However, racism, homophobia, and sexism must not be considered political perspectives; they are human rights issues. While some of Klavan’s rhetoric on Twitter does express his political affiliation, the issue at hand is the blatantly hateful statements made in several tweets. Statements to which several members of the PC community took offense. 

Dr. Hain explained later that in order to vet the candidates for Forums “we look into their professional experience and published work.” Klavan’s tweets were therefore overlooked completely. Inviting a speaker to campus involves endorsing the whole person—racist, sexist, transphobic, and homophobic tweets included. The very fact that he was invited to speak only on the Iliad is no excuse for giving him a platform. 

It is also notable that Dr. Hain responded to the allegation of homophobia on the part of Dr. Klavan with: “Dr. Klavan himself is married to a man, and therefore the accusation of homophobia should at the least be more nuanced than it appears in the messages critical of his visit.” 

Interalized homophobia is defined as “the type of homophobia occurring in a homosexual person, often associated with self-loathing, self-censure, and self-censorship,” (Medical Dictionary). In other words, individual members of the LGBTQ+ community can be homophobic, in the same way that a female can be sexist. Being part of a community does not exempt one from being discriminatory against said community or its members. Dr. Hain’s comment in no way excuses the obvious homophobia displayed in Klavan’s tweets. 

Dr. Hain addressed student concerns about the Forum, saying, “We have three events scheduled this fall that, I hope, those critical of today’s guest will be glad to see on our schedule: a two week series devoted to the consideration of John Lewis, and a conversation with Thomas Chatterton Williams in November.” It is also absolutely no consolation that the future forums were cited. These planned events will not make up for the racism expressed by Spencer Klavan in his tweets and endorsed by the College via his invitation to speak

Kaila Jean-Charles ’22 stated on the matter, “I honestly feel like Dr. Hain missed the point of students trying to get it cancelled. I believe the response was inadequate and invalidated the opinions of the majority. It rested too much on assumptions and honestly felt like a slap in the face.” 

As a form of protest against this event, students and professors alike intended to change their profile pictures on Zoom to either screenshots of Klavan’s tweets or a Black Lives Matter fist with a rainbow.
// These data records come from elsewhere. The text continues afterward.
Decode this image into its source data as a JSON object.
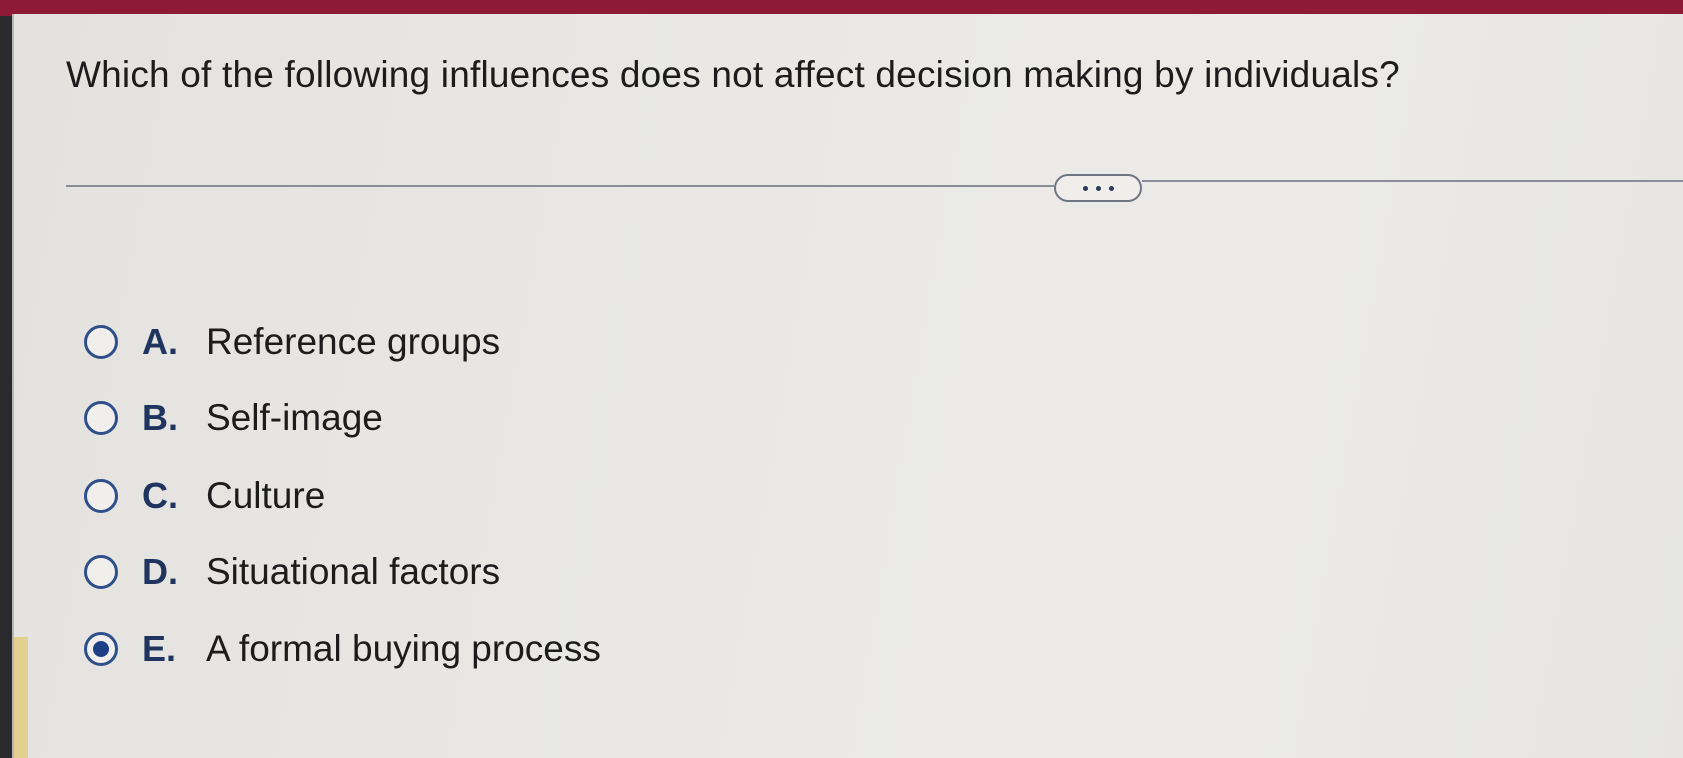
{
  "question": "Which of the following influences does not affect decision making by individuals?",
  "expand_button": {
    "icon": "ellipsis-icon"
  },
  "options": [
    {
      "letter": "A.",
      "text": "Reference groups",
      "selected": false
    },
    {
      "letter": "B.",
      "text": "Self-image",
      "selected": false
    },
    {
      "letter": "C.",
      "text": "Culture",
      "selected": false
    },
    {
      "letter": "D.",
      "text": "Situational factors",
      "selected": false
    },
    {
      "letter": "E.",
      "text": "A formal buying process",
      "selected": true
    }
  ],
  "colors": {
    "header_bar": "#8e1a38",
    "radio_accent": "#1e3f86",
    "letter": "#1f3560",
    "text": "#1c1c1c"
  }
}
While the Q&A function remained on, the only people who were able to see the questions asked were the hosts. Thus, no public statements could be made by students or staff.  
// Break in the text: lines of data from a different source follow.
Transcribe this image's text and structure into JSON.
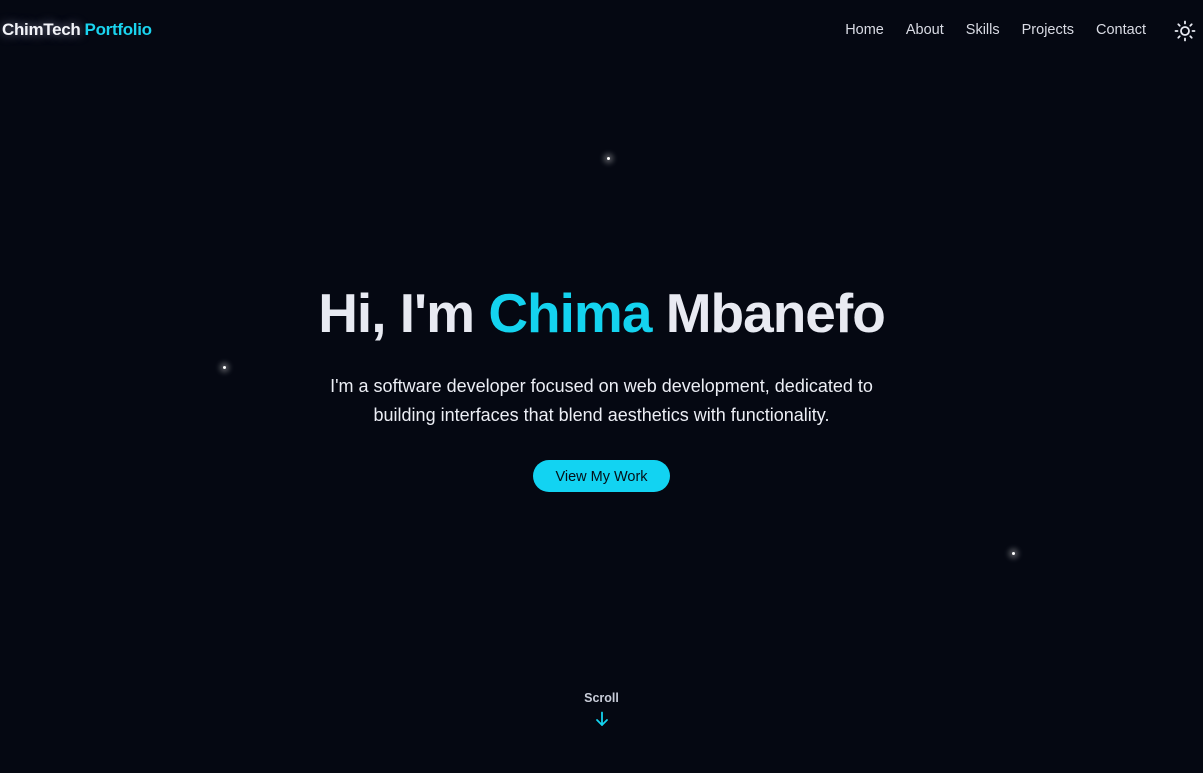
{
  "header": {
    "logo_main": "ChimTech",
    "logo_accent": "Portfolio",
    "nav": [
      {
        "label": "Home"
      },
      {
        "label": "About"
      },
      {
        "label": "Skills"
      },
      {
        "label": "Projects"
      },
      {
        "label": "Contact"
      }
    ],
    "theme_toggle_icon": "sun-icon"
  },
  "hero": {
    "greeting": "Hi, I'm",
    "first_name": "Chima",
    "last_name": "Mbanefo",
    "description": "I'm a software developer focused on web development, dedicated to building interfaces that blend aesthetics with functionality.",
    "cta_label": "View My Work"
  },
  "scroll": {
    "label": "Scroll",
    "icon": "arrow-down-icon"
  },
  "colors": {
    "background": "#050812",
    "accent": "#14d3ef",
    "text": "#e8eaf2"
  }
}
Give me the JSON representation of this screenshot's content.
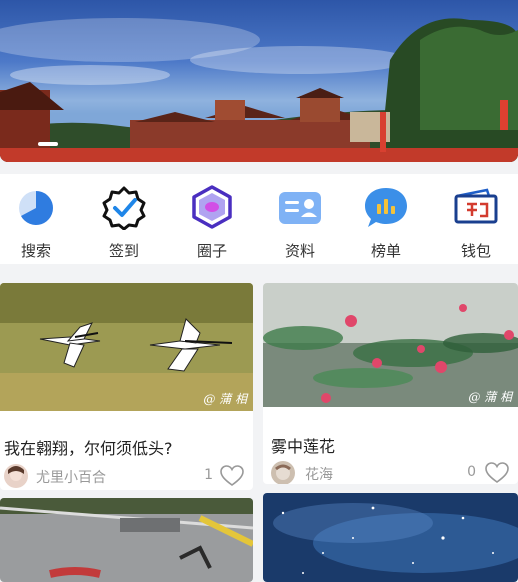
{
  "banner": {
    "image": "temple-landscape-photo",
    "page_indicator": "1"
  },
  "menu": [
    {
      "label": "搜索",
      "icon": "pie-chart-icon",
      "color": "#2f7ce0"
    },
    {
      "label": "签到",
      "icon": "badge-check-icon",
      "color": "#1f86e8"
    },
    {
      "label": "圈子",
      "icon": "hexagon-icon",
      "color": "#5b3fd6"
    },
    {
      "label": "资料",
      "icon": "profile-card-icon",
      "color": "#4a8ff0"
    },
    {
      "label": "榜单",
      "icon": "chat-bubble-chart-icon",
      "color": "#3b8fe8"
    },
    {
      "label": "钱包",
      "icon": "wallet-icon",
      "color": "#1f5fc8"
    }
  ],
  "feed": [
    {
      "title": "我在翱翔，尔何须低头?",
      "user": "尤里小百合",
      "likes": "1",
      "watermark": "@ 蒲 相",
      "image": "cranes-flying-photo"
    },
    {
      "title": "雾中莲花",
      "user": "花海",
      "likes": "0",
      "watermark": "@ 蒲 相",
      "image": "lotus-in-mist-photo"
    },
    {
      "title": "",
      "user": "",
      "likes": "",
      "watermark": "",
      "image": "bicycle-road-photo"
    },
    {
      "title": "",
      "user": "",
      "likes": "",
      "watermark": "",
      "image": "starry-sky-photo"
    }
  ]
}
Dr. Hain reported that this format was put into place in August when decisions for the Forums were being finalized. Yet, earlier in the week, a teach-in event that was open to the entire student body and staff, was not censored and allowed for all participants to share their voices. Dr. Hain stated, “The Zoom webinar format allows for a couple different ways to take audience questions, and we decided to experiment with written questions since this was our first Forum Zoom event.”

Censorship is extremely harmful to the practice of “respectful discussion and the representation of a diverse range of viewpoints,” which is what Dr. Hain claimed is always the goal of the Humanities Forum Committee. All future Humanities Forums must be completely open Zoom lectures in order to properly hear all viewpoints and engage in discussion. 

The lack of proper vetting on the part of the Humanities Forum Committee, the censorship of the event itself, and the unfounded and ill-informed “justifications” for allowing the event to continue as scheduled all serve to put PC, yet again, at odds with its student body, specifically members of the BIPOC and LGBTQ+ communities. It comes as no surprise that students are left leading the charge towards legitimate change on campus. 

Students are exhausted from bearing the burden of the College’s inaction, but they nonetheless are willing to take on leadership responsibilities in the Humanities Forum Committee and similar College institutions. Such student involvement is much-needed and well-deserved. Crumbs are not the same as a place at the table.